Shana Kroiz is recognized as one of the country’s leading experimental enamelists and jewelry educators. By the age of 23, she was cited as one of the country’s leading enamellists and featured in the book One of a Kind: American Art Jewelry Today as well as “Color on Metal: 50 Artists Share Insights and Techniques” and “Found Object Art”. She has been designing museum-quality jewelry for more than 20 years.
Throughout her career, Shana has been involved in teaching and promoting the growth of jewelry as a recognizable art form. Soon after graduating from college she founded the Maryland Institute College of Art Jewelry Center (MICA). Today she serves MICA as an instructor, studio artist and Special Events and Workshop Coordinator.

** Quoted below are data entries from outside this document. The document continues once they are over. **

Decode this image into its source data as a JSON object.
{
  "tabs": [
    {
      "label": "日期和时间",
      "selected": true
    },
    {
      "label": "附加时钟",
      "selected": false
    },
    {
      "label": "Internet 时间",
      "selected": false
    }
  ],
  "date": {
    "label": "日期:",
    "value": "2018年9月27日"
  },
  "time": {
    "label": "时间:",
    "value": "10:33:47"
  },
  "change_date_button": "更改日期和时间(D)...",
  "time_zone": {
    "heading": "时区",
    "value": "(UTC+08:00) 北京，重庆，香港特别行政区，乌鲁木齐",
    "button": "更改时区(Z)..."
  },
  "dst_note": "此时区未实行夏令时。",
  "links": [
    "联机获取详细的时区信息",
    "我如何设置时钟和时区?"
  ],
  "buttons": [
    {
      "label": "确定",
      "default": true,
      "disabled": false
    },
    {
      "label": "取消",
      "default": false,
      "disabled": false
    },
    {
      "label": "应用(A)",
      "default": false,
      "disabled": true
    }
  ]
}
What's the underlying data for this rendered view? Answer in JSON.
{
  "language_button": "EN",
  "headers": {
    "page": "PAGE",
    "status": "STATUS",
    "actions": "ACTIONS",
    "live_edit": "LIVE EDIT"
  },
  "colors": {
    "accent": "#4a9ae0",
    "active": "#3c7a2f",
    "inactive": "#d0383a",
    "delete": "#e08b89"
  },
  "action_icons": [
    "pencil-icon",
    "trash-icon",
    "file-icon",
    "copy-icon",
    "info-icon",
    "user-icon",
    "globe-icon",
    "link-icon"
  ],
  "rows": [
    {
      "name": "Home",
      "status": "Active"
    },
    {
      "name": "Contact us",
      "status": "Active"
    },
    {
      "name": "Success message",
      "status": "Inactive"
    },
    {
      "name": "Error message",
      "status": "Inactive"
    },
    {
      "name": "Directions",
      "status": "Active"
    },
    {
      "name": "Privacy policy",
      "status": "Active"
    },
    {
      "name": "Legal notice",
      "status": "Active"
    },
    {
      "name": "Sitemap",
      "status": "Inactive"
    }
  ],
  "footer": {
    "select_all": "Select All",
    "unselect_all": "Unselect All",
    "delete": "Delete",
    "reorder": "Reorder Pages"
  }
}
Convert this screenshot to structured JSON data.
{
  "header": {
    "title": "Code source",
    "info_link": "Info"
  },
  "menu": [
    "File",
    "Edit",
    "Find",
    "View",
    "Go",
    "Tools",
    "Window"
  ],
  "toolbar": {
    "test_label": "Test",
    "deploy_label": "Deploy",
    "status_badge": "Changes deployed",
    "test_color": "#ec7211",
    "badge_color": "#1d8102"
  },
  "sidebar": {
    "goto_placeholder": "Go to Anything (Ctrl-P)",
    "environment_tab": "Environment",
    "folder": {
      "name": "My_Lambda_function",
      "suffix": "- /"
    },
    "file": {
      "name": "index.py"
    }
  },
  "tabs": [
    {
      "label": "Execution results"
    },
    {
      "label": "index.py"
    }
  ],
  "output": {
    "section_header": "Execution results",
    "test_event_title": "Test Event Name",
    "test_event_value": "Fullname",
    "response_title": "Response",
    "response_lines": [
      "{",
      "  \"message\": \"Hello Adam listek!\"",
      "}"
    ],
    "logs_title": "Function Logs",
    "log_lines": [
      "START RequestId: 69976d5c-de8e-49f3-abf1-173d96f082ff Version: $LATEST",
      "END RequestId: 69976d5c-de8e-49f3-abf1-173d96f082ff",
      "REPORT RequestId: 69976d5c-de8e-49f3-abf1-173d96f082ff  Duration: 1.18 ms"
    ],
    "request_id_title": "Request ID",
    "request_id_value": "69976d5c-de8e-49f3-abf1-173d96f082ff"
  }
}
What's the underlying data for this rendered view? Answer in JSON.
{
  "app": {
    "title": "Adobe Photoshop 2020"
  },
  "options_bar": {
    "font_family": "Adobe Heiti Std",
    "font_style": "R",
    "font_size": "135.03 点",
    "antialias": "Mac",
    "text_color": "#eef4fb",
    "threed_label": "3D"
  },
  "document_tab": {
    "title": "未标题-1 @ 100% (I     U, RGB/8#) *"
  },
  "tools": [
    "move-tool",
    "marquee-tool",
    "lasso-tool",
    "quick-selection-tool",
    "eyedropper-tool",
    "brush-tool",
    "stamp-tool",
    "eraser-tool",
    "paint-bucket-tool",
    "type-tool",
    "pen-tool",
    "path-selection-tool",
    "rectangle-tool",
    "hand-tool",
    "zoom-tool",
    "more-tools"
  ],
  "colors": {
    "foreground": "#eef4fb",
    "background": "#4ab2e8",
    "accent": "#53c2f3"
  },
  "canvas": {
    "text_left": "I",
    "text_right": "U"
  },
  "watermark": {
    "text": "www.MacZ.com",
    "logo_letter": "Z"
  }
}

Shana also served as the director of the 92nd Street Y’s Jewelry Center in New York City.
Shana exhibits her one-of-a-kind sculptural enamel and metalwork nationally and internationally. Her work is in the permanent collections of the Museum of Art and Design in New York City and the Racine Art Museum in Wisconsin.
She has become a master of the art of copper electroforming and enameling techniques onto the electroformed surfaces. Shana carves her forms in wax and then electroforms them in either high carat gold, rhodium, rose gold, or oxides over copper. The process of electroforming can take between four to six days to complete for a single piece. The settings are hand-fabricated silver or gold settings. Electroforming is a unique means of enameling three dimensional forms of jewelry while keeping the weight light enough to wear. Using a combination of resin molds, metals and gemstones, her pieces are distinctive and tell interesting stories.
The signature of her jewelry design is it is transparent or opaque, huge and lightweight. Her swooping earrings and chunky necklaces are luminous, colorful and easily cross the line between sensual high fashion and gallery art.
As a youngster, Shana as fond of creating sculptures and pictures around the house. “I loved building things, I’m very meticulous, always had really good craftsmanship,” Kroiz told the Baltimore magazine. “But I was not a good student before I came to the (Baltimore, Maryland) School for the Arts.”
She went on to Parsons School of Design and was urged by her father to major in something that would earn money. So she majored in jewelry design. “When I went to Parsons, I found I was just better prepared [than most students],” she says. “It was easier for me, and I wasn’t focused on learning the basic skills.” After receiving her Bachelor of Fine Arts degree with Honors, she returned to Baltimore to her masters’ degree at Towson University.
My one-of-a-kind wearable jewelry celebrates ancient forms and the sensuous nature of the human consciousness. These pieces are universal in their appeal and personal in their effect. When worn, the jewelry interacts as sculpture making the body a pedestal.
Rich colors are created by the primitive use of a brush stroke and layering of experimental enameling or the brilliant colors of patina on silver which reflects the history of the art.
My art has become more aquatic in theme and fluid in form throughout the past few years. It’s not stagnant. It’s not something that’s sitting on the wall. It has to flow with your body.
My sculptural jewelry is expressive and sensuous, and is meant to be worn while celebrating life!
I wish people were more comfortable with wearing jewelry as art,” Kroiz said. “It’s such a great way to express yourself and let people know more about you.